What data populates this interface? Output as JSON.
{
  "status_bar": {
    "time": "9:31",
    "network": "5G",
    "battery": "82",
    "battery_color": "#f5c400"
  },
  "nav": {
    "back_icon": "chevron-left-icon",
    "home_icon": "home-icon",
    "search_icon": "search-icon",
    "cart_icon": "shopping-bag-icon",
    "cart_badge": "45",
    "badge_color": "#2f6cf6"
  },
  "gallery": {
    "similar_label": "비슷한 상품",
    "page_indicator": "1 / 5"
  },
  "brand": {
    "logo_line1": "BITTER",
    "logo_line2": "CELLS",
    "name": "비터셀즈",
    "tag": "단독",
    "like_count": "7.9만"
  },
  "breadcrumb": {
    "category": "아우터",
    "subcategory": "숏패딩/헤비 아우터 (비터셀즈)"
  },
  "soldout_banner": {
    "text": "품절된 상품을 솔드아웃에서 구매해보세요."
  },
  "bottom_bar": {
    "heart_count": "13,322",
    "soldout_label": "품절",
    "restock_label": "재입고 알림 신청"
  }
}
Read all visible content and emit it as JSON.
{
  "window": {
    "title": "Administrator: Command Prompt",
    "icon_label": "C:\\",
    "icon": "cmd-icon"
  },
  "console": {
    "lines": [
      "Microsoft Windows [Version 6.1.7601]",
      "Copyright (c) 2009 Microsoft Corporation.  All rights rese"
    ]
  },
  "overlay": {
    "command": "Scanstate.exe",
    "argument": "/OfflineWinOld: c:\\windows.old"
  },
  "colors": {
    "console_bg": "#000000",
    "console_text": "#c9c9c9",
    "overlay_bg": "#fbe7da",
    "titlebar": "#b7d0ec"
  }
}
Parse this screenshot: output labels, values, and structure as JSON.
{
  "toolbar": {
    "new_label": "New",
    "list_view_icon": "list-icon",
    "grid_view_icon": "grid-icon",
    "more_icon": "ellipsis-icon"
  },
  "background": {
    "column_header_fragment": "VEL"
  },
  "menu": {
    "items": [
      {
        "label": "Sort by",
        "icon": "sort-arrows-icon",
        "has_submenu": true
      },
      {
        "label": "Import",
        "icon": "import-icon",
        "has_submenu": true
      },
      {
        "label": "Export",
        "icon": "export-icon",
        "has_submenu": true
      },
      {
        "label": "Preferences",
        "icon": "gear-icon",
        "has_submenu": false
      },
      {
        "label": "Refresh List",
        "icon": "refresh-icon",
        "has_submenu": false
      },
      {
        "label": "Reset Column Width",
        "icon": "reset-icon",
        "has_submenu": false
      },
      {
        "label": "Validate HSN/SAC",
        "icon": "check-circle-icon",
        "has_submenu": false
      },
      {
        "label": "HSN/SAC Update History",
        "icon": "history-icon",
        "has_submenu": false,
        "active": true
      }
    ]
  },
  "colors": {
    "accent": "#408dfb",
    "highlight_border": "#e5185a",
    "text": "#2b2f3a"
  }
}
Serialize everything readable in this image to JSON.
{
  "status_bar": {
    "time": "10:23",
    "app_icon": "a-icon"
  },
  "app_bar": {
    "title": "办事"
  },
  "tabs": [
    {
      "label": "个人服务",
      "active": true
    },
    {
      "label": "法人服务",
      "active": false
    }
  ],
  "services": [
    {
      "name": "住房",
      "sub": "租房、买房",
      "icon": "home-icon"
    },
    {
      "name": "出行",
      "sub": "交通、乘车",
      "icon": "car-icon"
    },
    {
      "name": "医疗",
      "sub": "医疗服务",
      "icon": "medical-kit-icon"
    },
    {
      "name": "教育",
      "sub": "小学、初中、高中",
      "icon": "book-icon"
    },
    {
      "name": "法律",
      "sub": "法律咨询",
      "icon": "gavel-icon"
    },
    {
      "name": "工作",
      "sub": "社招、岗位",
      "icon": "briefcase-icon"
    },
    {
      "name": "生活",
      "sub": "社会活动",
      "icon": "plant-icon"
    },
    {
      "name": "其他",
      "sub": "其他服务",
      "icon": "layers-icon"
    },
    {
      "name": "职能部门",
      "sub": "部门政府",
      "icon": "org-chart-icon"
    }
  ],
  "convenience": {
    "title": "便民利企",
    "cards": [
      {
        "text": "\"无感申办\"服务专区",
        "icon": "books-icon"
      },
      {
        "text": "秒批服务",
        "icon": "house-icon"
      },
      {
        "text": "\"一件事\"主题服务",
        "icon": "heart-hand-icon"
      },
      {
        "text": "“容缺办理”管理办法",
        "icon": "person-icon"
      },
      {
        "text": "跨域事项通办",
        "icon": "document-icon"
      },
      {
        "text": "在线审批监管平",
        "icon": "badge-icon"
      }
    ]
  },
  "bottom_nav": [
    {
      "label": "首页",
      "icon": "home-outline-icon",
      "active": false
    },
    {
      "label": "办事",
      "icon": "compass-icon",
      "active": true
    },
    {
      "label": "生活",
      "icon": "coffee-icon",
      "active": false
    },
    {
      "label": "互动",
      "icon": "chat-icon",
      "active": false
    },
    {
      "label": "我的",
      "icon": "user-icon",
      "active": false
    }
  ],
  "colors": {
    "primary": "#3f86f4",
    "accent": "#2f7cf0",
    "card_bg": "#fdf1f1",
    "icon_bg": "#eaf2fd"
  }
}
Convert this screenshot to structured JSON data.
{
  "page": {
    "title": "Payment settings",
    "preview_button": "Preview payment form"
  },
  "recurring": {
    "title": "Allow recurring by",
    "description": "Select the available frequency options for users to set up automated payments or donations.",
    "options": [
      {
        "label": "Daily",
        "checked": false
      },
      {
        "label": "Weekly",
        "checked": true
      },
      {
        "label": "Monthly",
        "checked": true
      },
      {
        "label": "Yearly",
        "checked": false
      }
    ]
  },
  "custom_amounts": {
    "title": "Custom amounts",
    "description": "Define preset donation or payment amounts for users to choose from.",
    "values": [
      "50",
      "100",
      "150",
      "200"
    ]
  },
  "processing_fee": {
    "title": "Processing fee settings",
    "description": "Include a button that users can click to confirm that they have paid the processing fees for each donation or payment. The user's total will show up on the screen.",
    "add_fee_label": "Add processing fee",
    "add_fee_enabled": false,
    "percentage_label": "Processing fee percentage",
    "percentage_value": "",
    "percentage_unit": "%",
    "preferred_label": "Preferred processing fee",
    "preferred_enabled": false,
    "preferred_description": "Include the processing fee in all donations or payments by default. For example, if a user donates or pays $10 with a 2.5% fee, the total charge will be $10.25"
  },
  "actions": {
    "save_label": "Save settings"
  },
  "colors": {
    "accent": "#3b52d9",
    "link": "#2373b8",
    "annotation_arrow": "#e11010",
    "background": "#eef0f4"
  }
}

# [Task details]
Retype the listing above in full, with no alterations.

# [Worked solution]
What data populates this interface? Output as JSON.
{
  "status_bar": {
    "time": "9:31",
    "network": "5G",
    "battery": "82",
    "battery_color": "#f5c400"
  },
  "nav": {
    "back_icon": "chevron-left-icon",
    "home_icon": "home-icon",
    "search_icon": "search-icon",
    "cart_icon": "shopping-bag-icon",
    "cart_badge": "45",
    "badge_color": "#2f6cf6"
  },
  "gallery": {
    "similar_label": "비슷한 상품",
    "page_indicator": "1 / 5"
  },
  "brand": {
    "logo_line1": "BITTER",
    "logo_line2": "CELLS",
    "name": "비터셀즈",
    "tag": "단독",
    "like_count": "7.9만"
  },
  "breadcrumb": {
    "category": "아우터",
    "subcategory": "숏패딩/헤비 아우터 (비터셀즈)"
  },
  "soldout_banner": {
    "text": "품절된 상품을 솔드아웃에서 구매해보세요."
  },
  "bottom_bar": {
    "heart_count": "13,322",
    "soldout_label": "품절",
    "restock_label": "재입고 알림 신청"
  }
}
Read all visible content and emit it as JSON.
{
  "window": {
    "title": "Administrator: Command Prompt",
    "icon_label": "C:\\",
    "icon": "cmd-icon"
  },
  "console": {
    "lines": [
      "Microsoft Windows [Version 6.1.7601]",
      "Copyright (c) 2009 Microsoft Corporation.  All rights rese"
    ]
  },
  "overlay": {
    "command": "Scanstate.exe",
    "argument": "/OfflineWinOld: c:\\windows.old"
  },
  "colors": {
    "console_bg": "#000000",
    "console_text": "#c9c9c9",
    "overlay_bg": "#fbe7da",
    "titlebar": "#b7d0ec"
  }
}
Parse this screenshot: output labels, values, and structure as JSON.
{
  "toolbar": {
    "new_label": "New",
    "list_view_icon": "list-icon",
    "grid_view_icon": "grid-icon",
    "more_icon": "ellipsis-icon"
  },
  "background": {
    "column_header_fragment": "VEL"
  },
  "menu": {
    "items": [
      {
        "label": "Sort by",
        "icon": "sort-arrows-icon",
        "has_submenu": true
      },
      {
        "label": "Import",
        "icon": "import-icon",
        "has_submenu": true
      },
      {
        "label": "Export",
        "icon": "export-icon",
        "has_submenu": true
      },
      {
        "label": "Preferences",
        "icon": "gear-icon",
        "has_submenu": false
      },
      {
        "label": "Refresh List",
        "icon": "refresh-icon",
        "has_submenu": false
      },
      {
        "label": "Reset Column Width",
        "icon": "reset-icon",
        "has_submenu": false
      },
      {
        "label": "Validate HSN/SAC",
        "icon": "check-circle-icon",
        "has_submenu": false
      },
      {
        "label": "HSN/SAC Update History",
        "icon": "history-icon",
        "has_submenu": false,
        "active": true
      }
    ]
  },
  "colors": {
    "accent": "#408dfb",
    "highlight_border": "#e5185a",
    "text": "#2b2f3a"
  }
}
Serialize everything readable in this image to JSON.
{
  "status_bar": {
    "time": "10:23",
    "app_icon": "a-icon"
  },
  "app_bar": {
    "title": "办事"
  },
  "tabs": [
    {
      "label": "个人服务",
      "active": true
    },
    {
      "label": "法人服务",
      "active": false
    }
  ],
  "services": [
    {
      "name": "住房",
      "sub": "租房、买房",
      "icon": "home-icon"
    },
    {
      "name": "出行",
      "sub": "交通、乘车",
      "icon": "car-icon"
    },
    {
      "name": "医疗",
      "sub": "医疗服务",
      "icon": "medical-kit-icon"
    },
    {
      "name": "教育",
      "sub": "小学、初中、高中",
      "icon": "book-icon"
    },
    {
      "name": "法律",
      "sub": "法律咨询",
      "icon": "gavel-icon"
    },
    {
      "name": "工作",
      "sub": "社招、岗位",
      "icon": "briefcase-icon"
    },
    {
      "name": "生活",
      "sub": "社会活动",
      "icon": "plant-icon"
    },
    {
      "name": "其他",
      "sub": "其他服务",
      "icon": "layers-icon"
    },
    {
      "name": "职能部门",
      "sub": "部门政府",
      "icon": "org-chart-icon"
    }
  ],
  "convenience": {
    "title": "便民利企",
    "cards": [
      {
        "text": "\"无感申办\"服务专区",
        "icon": "books-icon"
      },
      {
        "text": "秒批服务",
        "icon": "house-icon"
      },
      {
        "text": "\"一件事\"主题服务",
        "icon": "heart-hand-icon"
      },
      {
        "text": "“容缺办理”管理办法",
        "icon": "person-icon"
      },
      {
        "text": "跨域事项通办",
        "icon": "document-icon"
      },
      {
        "text": "在线审批监管平",
        "icon": "badge-icon"
      }
    ]
  },
  "bottom_nav": [
    {
      "label": "首页",
      "icon": "home-outline-icon",
      "active": false
    },
    {
      "label": "办事",
      "icon": "compass-icon",
      "active": true
    },
    {
      "label": "生活",
      "icon": "coffee-icon",
      "active": false
    },
    {
      "label": "互动",
      "icon": "chat-icon",
      "active": false
    },
    {
      "label": "我的",
      "icon": "user-icon",
      "active": false
    }
  ],
  "colors": {
    "primary": "#3f86f4",
    "accent": "#2f7cf0",
    "card_bg": "#fdf1f1",
    "icon_bg": "#eaf2fd"
  }
}
Convert this screenshot to structured JSON data.
{
  "page": {
    "title": "Payment settings",
    "preview_button": "Preview payment form"
  },
  "recurring": {
    "title": "Allow recurring by",
    "description": "Select the available frequency options for users to set up automated payments or donations.",
    "options": [
      {
        "label": "Daily",
        "checked": false
      },
      {
        "label": "Weekly",
        "checked": true
      },
      {
        "label": "Monthly",
        "checked": true
      },
      {
        "label": "Yearly",
        "checked": false
      }
    ]
  },
  "custom_amounts": {
    "title": "Custom amounts",
    "description": "Define preset donation or payment amounts for users to choose from.",
    "values": [
      "50",
      "100",
      "150",
      "200"
    ]
  },
  "processing_fee": {
    "title": "Processing fee settings",
    "description": "Include a button that users can click to confirm that they have paid the processing fees for each donation or payment. The user's total will show up on the screen.",
    "add_fee_label": "Add processing fee",
    "add_fee_enabled": false,
    "percentage_label": "Processing fee percentage",
    "percentage_value": "",
    "percentage_unit": "%",
    "preferred_label": "Preferred processing fee",
    "preferred_enabled": false,
    "preferred_description": "Include the processing fee in all donations or payments by default. For example, if a user donates or pays $10 with a 2.5% fee, the total charge will be $10.25"
  },
  "actions": {
    "save_label": "Save settings"
  },
  "colors": {
    "accent": "#3b52d9",
    "link": "#2373b8",
    "annotation_arrow": "#e11010",
    "background": "#eef0f4"
  }
}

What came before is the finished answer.